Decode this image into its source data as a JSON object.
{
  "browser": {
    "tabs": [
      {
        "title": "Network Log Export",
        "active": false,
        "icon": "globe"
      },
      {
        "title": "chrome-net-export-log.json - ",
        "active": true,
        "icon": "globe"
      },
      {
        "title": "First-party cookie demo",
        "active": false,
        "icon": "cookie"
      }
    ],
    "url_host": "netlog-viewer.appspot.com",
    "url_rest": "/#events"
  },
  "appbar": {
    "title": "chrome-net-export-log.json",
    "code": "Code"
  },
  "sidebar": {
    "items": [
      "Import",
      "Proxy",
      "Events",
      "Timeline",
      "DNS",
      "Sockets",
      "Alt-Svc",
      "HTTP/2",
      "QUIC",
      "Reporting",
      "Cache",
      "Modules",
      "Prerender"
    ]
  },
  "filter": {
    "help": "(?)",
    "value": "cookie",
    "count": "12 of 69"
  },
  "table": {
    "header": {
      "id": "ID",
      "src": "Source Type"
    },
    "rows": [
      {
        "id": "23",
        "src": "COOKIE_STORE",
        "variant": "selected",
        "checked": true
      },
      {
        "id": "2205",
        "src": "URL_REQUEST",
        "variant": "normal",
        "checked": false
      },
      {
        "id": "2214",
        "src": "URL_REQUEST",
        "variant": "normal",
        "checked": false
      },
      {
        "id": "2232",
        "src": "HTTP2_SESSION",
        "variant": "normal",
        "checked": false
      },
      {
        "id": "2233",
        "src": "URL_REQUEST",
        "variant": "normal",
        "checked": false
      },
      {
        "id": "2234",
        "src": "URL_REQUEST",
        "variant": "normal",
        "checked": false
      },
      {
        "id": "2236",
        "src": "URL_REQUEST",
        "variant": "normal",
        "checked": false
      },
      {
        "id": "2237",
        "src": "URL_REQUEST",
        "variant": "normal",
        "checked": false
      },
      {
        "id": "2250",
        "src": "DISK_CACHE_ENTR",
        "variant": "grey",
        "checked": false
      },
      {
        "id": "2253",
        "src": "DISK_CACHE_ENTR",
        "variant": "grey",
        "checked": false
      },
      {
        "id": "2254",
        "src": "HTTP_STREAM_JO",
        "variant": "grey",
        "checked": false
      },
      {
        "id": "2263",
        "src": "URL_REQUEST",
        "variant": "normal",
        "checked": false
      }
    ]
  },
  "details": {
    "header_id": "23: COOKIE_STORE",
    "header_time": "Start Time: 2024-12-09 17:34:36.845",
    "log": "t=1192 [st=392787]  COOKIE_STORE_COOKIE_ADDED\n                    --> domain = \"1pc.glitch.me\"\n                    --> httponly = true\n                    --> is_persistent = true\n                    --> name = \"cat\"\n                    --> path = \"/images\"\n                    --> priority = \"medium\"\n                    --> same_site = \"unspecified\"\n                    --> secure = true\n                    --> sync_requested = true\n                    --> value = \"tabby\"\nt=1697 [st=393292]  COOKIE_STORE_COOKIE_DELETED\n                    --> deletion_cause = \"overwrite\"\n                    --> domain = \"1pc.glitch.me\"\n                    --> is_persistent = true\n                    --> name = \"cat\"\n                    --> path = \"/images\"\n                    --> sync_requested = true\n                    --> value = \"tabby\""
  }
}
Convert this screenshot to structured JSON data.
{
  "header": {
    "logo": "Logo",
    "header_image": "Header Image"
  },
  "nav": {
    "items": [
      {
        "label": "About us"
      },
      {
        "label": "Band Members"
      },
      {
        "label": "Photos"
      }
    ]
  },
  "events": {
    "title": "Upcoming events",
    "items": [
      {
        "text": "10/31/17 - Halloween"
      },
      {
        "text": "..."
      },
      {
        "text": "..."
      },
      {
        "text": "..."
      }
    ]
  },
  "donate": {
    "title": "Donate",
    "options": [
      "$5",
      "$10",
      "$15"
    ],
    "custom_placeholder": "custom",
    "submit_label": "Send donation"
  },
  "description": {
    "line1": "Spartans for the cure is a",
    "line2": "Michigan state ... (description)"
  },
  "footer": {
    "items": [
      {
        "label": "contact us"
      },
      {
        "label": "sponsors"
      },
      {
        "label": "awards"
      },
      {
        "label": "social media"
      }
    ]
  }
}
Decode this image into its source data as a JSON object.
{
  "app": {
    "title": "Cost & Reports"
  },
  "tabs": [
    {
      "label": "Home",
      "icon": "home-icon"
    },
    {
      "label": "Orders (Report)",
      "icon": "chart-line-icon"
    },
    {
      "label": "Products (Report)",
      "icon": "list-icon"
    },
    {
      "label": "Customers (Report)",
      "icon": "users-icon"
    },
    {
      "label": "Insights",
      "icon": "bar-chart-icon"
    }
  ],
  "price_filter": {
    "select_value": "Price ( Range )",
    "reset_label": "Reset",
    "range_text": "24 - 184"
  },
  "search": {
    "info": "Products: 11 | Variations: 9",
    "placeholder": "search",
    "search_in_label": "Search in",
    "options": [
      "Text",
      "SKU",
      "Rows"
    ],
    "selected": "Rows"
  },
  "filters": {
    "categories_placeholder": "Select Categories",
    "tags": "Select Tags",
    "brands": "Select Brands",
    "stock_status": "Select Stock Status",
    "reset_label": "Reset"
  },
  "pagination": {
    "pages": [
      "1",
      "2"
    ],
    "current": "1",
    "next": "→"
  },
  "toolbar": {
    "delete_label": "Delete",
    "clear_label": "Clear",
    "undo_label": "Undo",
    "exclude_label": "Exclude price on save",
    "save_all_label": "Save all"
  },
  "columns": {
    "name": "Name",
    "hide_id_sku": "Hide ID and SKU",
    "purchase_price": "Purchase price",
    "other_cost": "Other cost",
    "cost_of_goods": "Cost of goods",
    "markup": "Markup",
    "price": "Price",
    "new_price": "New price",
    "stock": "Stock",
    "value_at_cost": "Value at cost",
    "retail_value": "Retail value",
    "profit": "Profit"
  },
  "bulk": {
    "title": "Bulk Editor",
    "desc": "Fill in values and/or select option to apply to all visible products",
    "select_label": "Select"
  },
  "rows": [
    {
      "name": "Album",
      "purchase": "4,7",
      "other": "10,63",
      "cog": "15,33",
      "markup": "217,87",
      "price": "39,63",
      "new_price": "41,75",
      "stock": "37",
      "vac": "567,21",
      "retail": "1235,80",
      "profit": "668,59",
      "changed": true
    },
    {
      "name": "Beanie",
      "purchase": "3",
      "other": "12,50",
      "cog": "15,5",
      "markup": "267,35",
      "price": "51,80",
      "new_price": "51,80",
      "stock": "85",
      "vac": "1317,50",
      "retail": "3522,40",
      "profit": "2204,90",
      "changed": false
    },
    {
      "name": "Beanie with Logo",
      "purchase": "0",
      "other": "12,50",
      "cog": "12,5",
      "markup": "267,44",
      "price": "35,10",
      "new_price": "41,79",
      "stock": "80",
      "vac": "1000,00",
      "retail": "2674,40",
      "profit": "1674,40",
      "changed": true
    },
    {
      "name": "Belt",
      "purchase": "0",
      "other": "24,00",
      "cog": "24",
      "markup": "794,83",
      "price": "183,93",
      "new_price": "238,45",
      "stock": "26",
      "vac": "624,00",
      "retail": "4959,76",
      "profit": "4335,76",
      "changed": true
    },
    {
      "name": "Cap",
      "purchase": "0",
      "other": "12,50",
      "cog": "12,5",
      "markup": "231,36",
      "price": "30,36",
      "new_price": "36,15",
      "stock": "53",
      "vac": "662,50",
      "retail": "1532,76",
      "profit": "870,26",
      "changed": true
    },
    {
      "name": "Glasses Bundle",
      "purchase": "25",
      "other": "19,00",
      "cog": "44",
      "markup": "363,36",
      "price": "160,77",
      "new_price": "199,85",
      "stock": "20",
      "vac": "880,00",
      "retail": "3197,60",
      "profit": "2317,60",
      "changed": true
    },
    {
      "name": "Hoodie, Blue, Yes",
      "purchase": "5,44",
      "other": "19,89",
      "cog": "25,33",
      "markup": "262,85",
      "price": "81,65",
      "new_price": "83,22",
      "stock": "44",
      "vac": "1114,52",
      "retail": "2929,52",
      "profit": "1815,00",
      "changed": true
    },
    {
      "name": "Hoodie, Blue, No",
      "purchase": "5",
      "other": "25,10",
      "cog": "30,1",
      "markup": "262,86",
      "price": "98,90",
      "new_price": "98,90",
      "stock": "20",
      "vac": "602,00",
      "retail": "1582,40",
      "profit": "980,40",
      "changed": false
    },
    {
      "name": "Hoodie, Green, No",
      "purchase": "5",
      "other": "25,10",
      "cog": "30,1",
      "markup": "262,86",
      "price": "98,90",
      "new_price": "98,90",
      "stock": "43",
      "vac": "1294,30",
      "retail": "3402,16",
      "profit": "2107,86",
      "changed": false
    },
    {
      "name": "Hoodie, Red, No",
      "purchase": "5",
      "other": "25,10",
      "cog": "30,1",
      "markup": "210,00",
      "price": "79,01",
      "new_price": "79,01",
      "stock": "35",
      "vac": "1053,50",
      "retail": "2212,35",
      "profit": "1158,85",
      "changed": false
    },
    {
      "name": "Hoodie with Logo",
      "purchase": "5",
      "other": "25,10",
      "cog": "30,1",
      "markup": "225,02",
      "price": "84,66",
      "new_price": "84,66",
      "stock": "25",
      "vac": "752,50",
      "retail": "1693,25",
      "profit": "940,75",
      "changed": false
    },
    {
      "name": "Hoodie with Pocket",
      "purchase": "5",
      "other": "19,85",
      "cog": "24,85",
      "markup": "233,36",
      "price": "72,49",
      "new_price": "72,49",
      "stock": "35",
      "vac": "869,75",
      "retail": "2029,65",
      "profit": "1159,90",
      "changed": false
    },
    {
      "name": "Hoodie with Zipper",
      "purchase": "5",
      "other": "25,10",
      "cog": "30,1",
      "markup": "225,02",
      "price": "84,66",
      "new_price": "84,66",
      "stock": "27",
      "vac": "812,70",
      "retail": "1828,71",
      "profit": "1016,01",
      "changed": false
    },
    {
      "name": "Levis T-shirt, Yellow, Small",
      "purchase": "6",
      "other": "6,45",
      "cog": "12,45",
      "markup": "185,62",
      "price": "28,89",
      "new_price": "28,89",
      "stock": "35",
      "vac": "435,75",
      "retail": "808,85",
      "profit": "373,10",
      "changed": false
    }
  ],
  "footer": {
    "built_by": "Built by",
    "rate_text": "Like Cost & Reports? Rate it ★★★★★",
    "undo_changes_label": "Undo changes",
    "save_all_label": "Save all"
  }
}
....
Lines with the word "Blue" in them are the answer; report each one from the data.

Response area:
      "name": "Hoodie, Blue, Yes",
      "name": "Hoodie, Blue, No",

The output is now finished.